Stainless steel is one of the most popular metals in both production and our daily lives.
Stainless steel first appeared about a hundred years ago, but it has recently begun to be widely used in construction and architecture. It was used in the construction and design of the largest shopping centers, for example, La Defense in Paris, Canary Wharf in London, Sony Center in Berlin, and Petronas Towers in Kuala Lumpur.
Today it is one of the most popular metal alloys both in production and in everyday life. Metal has been easily integrated into everyday life, becoming the basis for the creation of many household appliances, decorative items, and even utensils. This is due to its excellent use properties in comparison with analogs from other alloys.
This type of steel is robust to rust due to the chromium concentration of 12% and more. A combination of chromium and steel forms chromium oxide, which creates a surface-protective film from adverse effects. The modern market can offer an ERW tube and various types of this metal for use in numerous industrial sectors. With an increase in chromium concentration, the corrosion resistance of steel increases. This is inherent in the alloy not only in atmospheric conditions but also in a few other aggressive environments. It can also be said that this sort of metal better resists corrosion damage with an increase in the concentration of oxidizing agents in the environment since the electrode potential of the metal becomes more positive. This is not applicable for nitric acid, as, with an increase in its concentration, chromium steels are more vulnerable to corrosion attacks, and passivation occurs. At low concentrations, steel has a higher resistance force.
Chromium is a crucial component of the stainless-steel compound, and its combination with iron provides this material with the following characteristics.
- Extremely high rust resistance.
- High strength. Good weldability.
- The simplicity of processing by cold deformation methods.
- Long service life without loss of initial characteristics.
- The aesthetically attractive appearance of products made from alloys of this category.

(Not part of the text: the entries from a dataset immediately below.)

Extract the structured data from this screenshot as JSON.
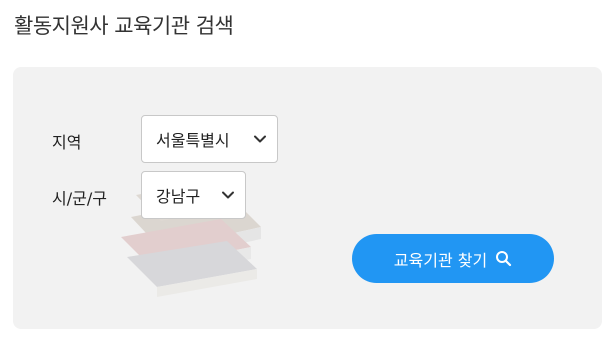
{
  "header": {
    "title": "활동지원사 교육기관 검색"
  },
  "form": {
    "region_label": "지역",
    "region_value": "서울특별시",
    "district_label": "시/군/구",
    "district_value": "강남구",
    "search_button_label": "교육기관 찾기"
  },
  "icons": {
    "region_dropdown": "chevron-down-icon",
    "district_dropdown": "chevron-down-icon",
    "search": "search-icon",
    "background": "books-illustration"
  },
  "colors": {
    "accent": "#2196f3",
    "panel_background": "#f2f2f2",
    "title_text": "#333333"
  }
}
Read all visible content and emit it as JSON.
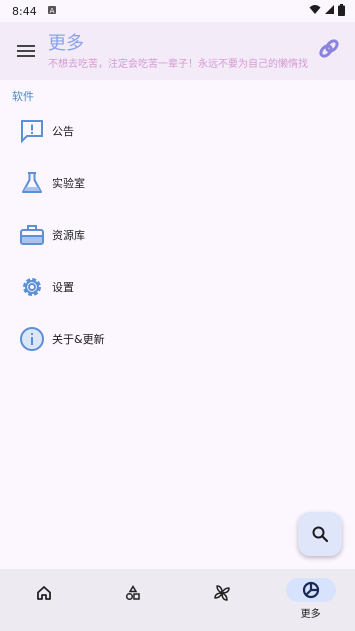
{
  "status_bar": {
    "time": "8:44",
    "notification_icon": "notification-icon",
    "icons": [
      "wifi-icon",
      "signal-icon",
      "battery-icon"
    ]
  },
  "app_bar": {
    "title": "更多",
    "subtitle": "不想去吃苦，注定会吃苦一辈子！永远不要为自己的懒惰找借口",
    "menu_icon": "menu-icon",
    "action_icon": "link-icon"
  },
  "section": {
    "label": "软件"
  },
  "menu_items": [
    {
      "label": "公告",
      "icon": "announcement-icon"
    },
    {
      "label": "实验室",
      "icon": "flask-icon"
    },
    {
      "label": "资源库",
      "icon": "toolbox-icon"
    },
    {
      "label": "设置",
      "icon": "settings-icon"
    },
    {
      "label": "关于&更新",
      "icon": "info-icon"
    }
  ],
  "fab": {
    "icon": "search-icon"
  },
  "bottom_nav": {
    "items": [
      {
        "icon": "home-icon",
        "label": ""
      },
      {
        "icon": "shapes-icon",
        "label": ""
      },
      {
        "icon": "pinwheel-icon",
        "label": ""
      },
      {
        "icon": "pie-chart-icon",
        "label": "更多"
      }
    ]
  },
  "colors": {
    "accent": "#4b89c6",
    "title": "#8aa0ea",
    "subtitle": "#d59ad0",
    "nav_active": "#d7e2fc"
  }
}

To provide it with additional characteristics and significantly improve existing properties, nickel, titanium, molybdenum, niobium, cobalt, etc. are introduced into its chemical composition. Such alloying allows you to create different types of stainless-steel that differ from each other in their characteristics and, accordingly, the purpose. Thus, nickel is used to achieve flexibility.
The characteristics possessed by this type of metal are determined both by the chemical composition of the alloy and the features of its internal structure. Depending on these parameters, it can be divided into four groups.
The chemical structure of this group contains about 12-30% of chromium (therefore, they are also called chromium). Due to the significant chromium content, products from such steel can successfully withstand the effects of even very aggressive environments. Steel alloys of this group are distinguished by good magnetic characteristics.
Large consumers of ferritic steel are enterprises of the heavy industries; for example, they produce elements of heating equipment, using the stainless alloys of this type. Alloys of the ferritic group occupy a rather large market share of this type of metal and, in terms of their demand, are only slightly inferior to materials with an austenitic internal structure, but they are much cheaper than the latter.
A significant proportion of the chemical composition of this type of metal (up to 33%) relates to nickel and, of course, chromium. Consumers prefer these alloys since such materials are characterized by durability and exceptional resistance to rust. It is the most popular type; for example, it is used for creating washing machine tubs and different equipment.
Thanks to the peculiarities of the internal structure, such alloys are characterized by the highest strength among steels. In addition, they are characterized by good wear resistance and a minimum amount of harmful impurities in their composition. This category includes heat-resistant corrosion-resistant steel, capable of not only successfully resisting oxidative processes but also being operated under conditions of constant exposure to high temperatures, without losing its original characteristics.
This type of metal has both ferritic and austenitic crystal lattice structures. Usually, this steel contains about 22-25% chromium and 5% nickel, which partially determines its austenitic structure. The duplex structure provides both durability and flexibility. Duplex steels are most often used in the petrochemical, pulp and paper industries, and shipbuilding.